Strictly Classified How to be a Team Player

Resource Information for Classified Employees
Strictly Classified
An Informational Bulletin Published by the Personnel Commission
How to be a Team Player
"Individual commitment to a group effort - that is what makes a team work a company work, a society work, a civilization work."
—Vince Lombardi
While knowledge, skill, and ability are certainly important qualities, employers preparing to hirer/promote an
employee also pay careful attention to that person’s ability to be a team player. Employees who maintain a
positive attitude, get along well with coworkers, and are committed to the success of the department as a whole
are more likely to earn the respect of supervisors, managers, and coworkers alike.
Tips for being a Team Player:
“You can count on me!” - Develop a reputation as a reliable team member by following through on assigned tasks and consistently producing high quality work.
Effective communication - The success of the team depends upon open, honest, and respectful communication. Express concerns and offer feedback, but do so in a positive and considerate manner. Share the
knowledge and skills you have developed in order to improve the performance of others, as well as bolster
productivity and efficiency. In addition to communicating your ideas constructively, be a good listener.

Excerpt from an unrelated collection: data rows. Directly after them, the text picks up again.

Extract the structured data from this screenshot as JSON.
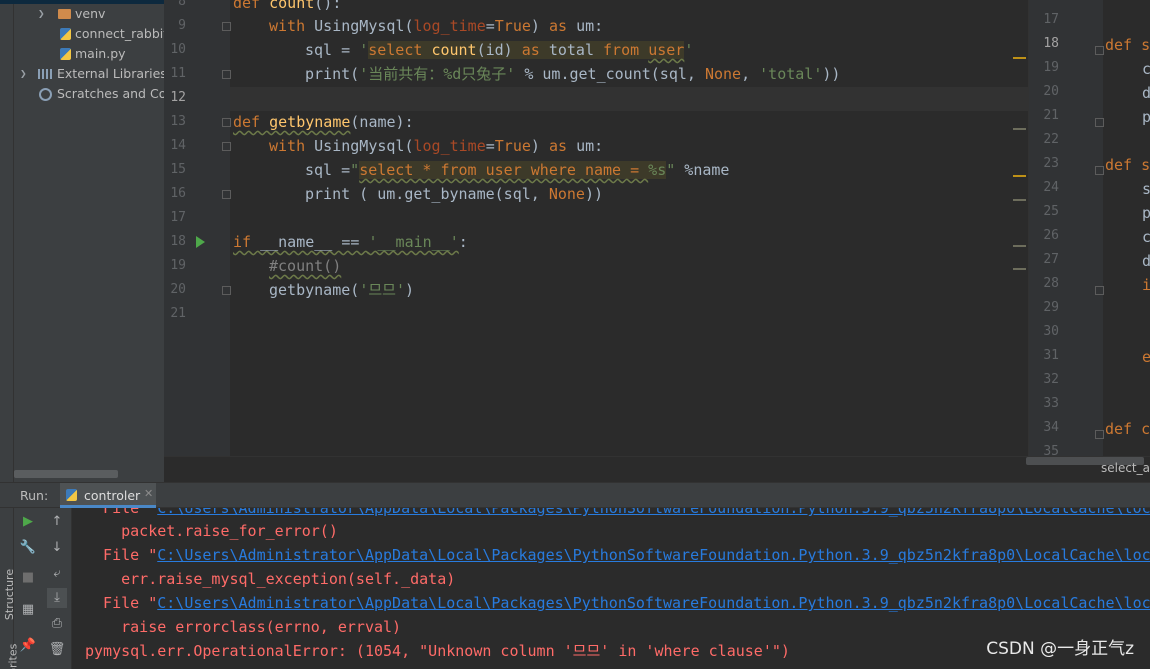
{
  "project_tree": {
    "items": [
      {
        "label": "venv",
        "type": "folder"
      },
      {
        "label": "connect_rabbitmq.py",
        "type": "py"
      },
      {
        "label": "main.py",
        "type": "py"
      },
      {
        "label": "External Libraries",
        "type": "libs"
      },
      {
        "label": "Scratches and Consoles",
        "type": "scratches"
      }
    ]
  },
  "editor": {
    "line_numbers": [
      "8",
      "9",
      "10",
      "11",
      "12",
      "13",
      "14",
      "15",
      "16",
      "17",
      "18",
      "19",
      "20",
      "21"
    ],
    "current_line": "12",
    "lines": {
      "l8": {
        "kw": "def ",
        "fn": "count",
        "rest": "():"
      },
      "l9": {
        "kw": "with ",
        "call": "UsingMysql(",
        "param": "log_time",
        "eq": "=",
        "val": "True",
        "close": ") ",
        "kw2": "as ",
        "var": "um:"
      },
      "l10": {
        "a": "sql = ",
        "q1": "'",
        "s1": "select ",
        "s2": "count",
        "s3": "(id) ",
        "s4": "as ",
        "s5": "total ",
        "s6": "from ",
        "s7": "user",
        "q2": "'"
      },
      "l11": {
        "a": "print(",
        "str": "'当前共有：%d只兔子'",
        "b": " % um.get_count(sql, ",
        "none": "None",
        "c": ", ",
        "str2": "'total'",
        "d": "))"
      },
      "l13": {
        "kw": "def ",
        "fn": "getbyname",
        "rest": "(name):"
      },
      "l14": {
        "kw": "with ",
        "call": "UsingMysql(",
        "param": "log_time",
        "eq": "=",
        "val": "True",
        "close": ") ",
        "kw2": "as ",
        "var": "um:"
      },
      "l15": {
        "a": "sql =",
        "q1": "\"",
        "sql": "select * from user where name = ",
        "fmt": "%s",
        "q2": "\"",
        "b": " %name"
      },
      "l16": {
        "a": "print ( um.get_byname(sql, ",
        "none": "None",
        "b": "))"
      },
      "l18": {
        "kw": "if ",
        "b": "__name__ == ",
        "str": "'__main__'",
        "c": ":"
      },
      "l19": {
        "cmt": "#count()"
      },
      "l20": {
        "a": "getbyname(",
        "str": "'므므'",
        "b": ")"
      }
    }
  },
  "editor2": {
    "line_numbers": [
      "17",
      "18",
      "19",
      "20",
      "21",
      "22",
      "23",
      "24",
      "25",
      "26",
      "27",
      "28",
      "29",
      "30",
      "31",
      "32",
      "33",
      "34",
      "35"
    ],
    "snippets": {
      "l18": "def s",
      "l19": "c",
      "l20": "d",
      "l21": "p",
      "l23": "def s",
      "l24": "s",
      "l25": "p",
      "l26": "c",
      "l27": "d",
      "l28": "i",
      "l31": "e",
      "l34": "def c"
    },
    "breadcrumb": "select_a"
  },
  "run_panel": {
    "label": "Run:",
    "tab": "controler",
    "console": {
      "line0_prefix": "  File \"",
      "line0_link": "C:\\Users\\Administrator\\AppData\\Local\\Packages\\PythonSoftwareFoundation.Python.3.9_qbz5n2kfra8p0\\LocalCache\\local",
      "line1": "    packet.raise_for_error()",
      "line2_prefix": "  File \"",
      "line2_link": "C:\\Users\\Administrator\\AppData\\Local\\Packages\\PythonSoftwareFoundation.Python.3.9_qbz5n2kfra8p0\\LocalCache\\local",
      "line3": "    err.raise_mysql_exception(self._data)",
      "line4_prefix": "  File \"",
      "line4_link": "C:\\Users\\Administrator\\AppData\\Local\\Packages\\PythonSoftwareFoundation.Python.3.9_qbz5n2kfra8p0\\LocalCache\\local",
      "line5": "    raise errorclass(errno, errval)",
      "line6": "pymysql.err.OperationalError: (1054, \"Unknown column '므므' in 'where clause'\")"
    }
  },
  "side_labels": {
    "structure": "Structure",
    "favorites": "Favorites"
  },
  "watermark": "CSDN @一身正气z",
  "colors": {
    "keyword": "#cc7832",
    "function": "#ffc66d",
    "string": "#6a8759",
    "number": "#6897bb",
    "error": "#ff6b68",
    "link": "#287bde"
  }
}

Successful teamwork requires participants who are able to consider diverse ideas and points of view without being overly reactive or dismissive. In order for the best plans and solutions to be developed, a dialogue must be fostered.

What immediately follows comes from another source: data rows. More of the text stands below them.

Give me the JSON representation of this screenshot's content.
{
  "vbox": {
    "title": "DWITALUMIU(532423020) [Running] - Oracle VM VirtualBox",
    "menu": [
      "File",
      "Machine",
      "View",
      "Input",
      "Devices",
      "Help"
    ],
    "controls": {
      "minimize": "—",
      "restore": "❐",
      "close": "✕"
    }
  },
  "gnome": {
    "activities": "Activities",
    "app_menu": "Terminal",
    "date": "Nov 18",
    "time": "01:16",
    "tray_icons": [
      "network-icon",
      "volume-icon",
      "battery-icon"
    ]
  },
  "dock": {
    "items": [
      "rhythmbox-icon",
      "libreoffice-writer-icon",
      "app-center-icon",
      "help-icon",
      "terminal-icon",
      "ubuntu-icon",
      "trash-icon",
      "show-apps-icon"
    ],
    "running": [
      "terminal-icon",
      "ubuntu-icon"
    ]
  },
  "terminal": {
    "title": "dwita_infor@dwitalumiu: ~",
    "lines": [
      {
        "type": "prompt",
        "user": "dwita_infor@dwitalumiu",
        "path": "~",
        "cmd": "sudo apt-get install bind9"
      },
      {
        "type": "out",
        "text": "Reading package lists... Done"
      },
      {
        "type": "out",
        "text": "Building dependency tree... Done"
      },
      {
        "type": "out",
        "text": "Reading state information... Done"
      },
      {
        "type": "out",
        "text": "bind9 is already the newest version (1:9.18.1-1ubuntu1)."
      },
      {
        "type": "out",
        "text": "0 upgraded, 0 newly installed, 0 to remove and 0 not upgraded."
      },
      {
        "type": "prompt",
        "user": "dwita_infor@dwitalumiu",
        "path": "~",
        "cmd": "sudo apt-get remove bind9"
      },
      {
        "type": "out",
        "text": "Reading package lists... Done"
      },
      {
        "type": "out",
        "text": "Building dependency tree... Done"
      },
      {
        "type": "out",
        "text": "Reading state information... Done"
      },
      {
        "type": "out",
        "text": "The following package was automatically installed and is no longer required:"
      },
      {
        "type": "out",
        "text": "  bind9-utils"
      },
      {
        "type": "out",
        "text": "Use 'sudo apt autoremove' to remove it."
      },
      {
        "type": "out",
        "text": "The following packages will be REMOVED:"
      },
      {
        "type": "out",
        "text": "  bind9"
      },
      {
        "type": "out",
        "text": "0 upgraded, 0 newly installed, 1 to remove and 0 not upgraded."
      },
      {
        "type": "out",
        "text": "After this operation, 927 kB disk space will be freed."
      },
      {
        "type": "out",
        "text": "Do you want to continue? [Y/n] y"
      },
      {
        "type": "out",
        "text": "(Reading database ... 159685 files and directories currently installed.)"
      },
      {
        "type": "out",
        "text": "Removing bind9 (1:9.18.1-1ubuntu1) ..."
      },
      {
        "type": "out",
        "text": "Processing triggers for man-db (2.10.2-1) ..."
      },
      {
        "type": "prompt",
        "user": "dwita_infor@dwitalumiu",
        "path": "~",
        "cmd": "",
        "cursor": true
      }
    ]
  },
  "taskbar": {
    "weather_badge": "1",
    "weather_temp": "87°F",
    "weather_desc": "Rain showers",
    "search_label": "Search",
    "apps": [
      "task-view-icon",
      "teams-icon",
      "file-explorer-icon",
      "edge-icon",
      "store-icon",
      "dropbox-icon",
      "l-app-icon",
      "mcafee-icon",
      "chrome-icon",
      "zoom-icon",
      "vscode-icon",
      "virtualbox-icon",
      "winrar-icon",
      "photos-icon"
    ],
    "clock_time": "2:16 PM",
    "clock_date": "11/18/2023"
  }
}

Engage yourself - A good team member is an active participant. He/she is prepared to participate in
meetings and takes initiative to implement new plans and develop solutions to department challenges. Additionally, a team player regardless of his/her position within the department should be willing to put aside
personal differences and job titles in order to work with others in the department to accomplish goals. He/
she should respond appropriately to all requests for assistance and take the initiative necessary to complete
James A. Srott, Chair
May 2007
David Iwata
Calvin W. Hall, Ed.D.
Karen Martin, Personnel Director
(213) 891-2333
Adapt to new situations and challenges - Policies and practices within the District may be subject to
change as technology improves or new challenges emerge. A good team member is willing to adapt to
changing practices and environments without complaining or becoming too stressed. If problems do
emerge, a team player attempts to develop constructive solutions, as opposed to dwelling on or avoiding
complicated issues.
Remember the “Golden Rule” - Consistently treat others in a respectful and supportive manner. Demonstrate consideration for the needs and feelings of coworkers by offering appropriate support and encouragement. Maintaining a good sense of humor during times of stress can contribute to a positive work environment. However, avoid having fun at someone else’s expense.
Demonstrate your commitment to the team - Through your actions and attitude show your teammates
that your are invested in more than your own individual success. Recognize the contributions of other
team members. Reciprocity is essential to teamwork. Many employees are willing to take assistance but
are reluctant to give back. Through appropriate communication and support, assist others with accomplishing their goals.
Individual success is rarely possible without the assistance of others. Working as a team will increase efficiency and improve the quality of work produced. Establishing a culture of team work will also enhance relationships within the office and reduce stress. Ultimately, the success of a specific project, department, or institution will reflect positively on all players involved.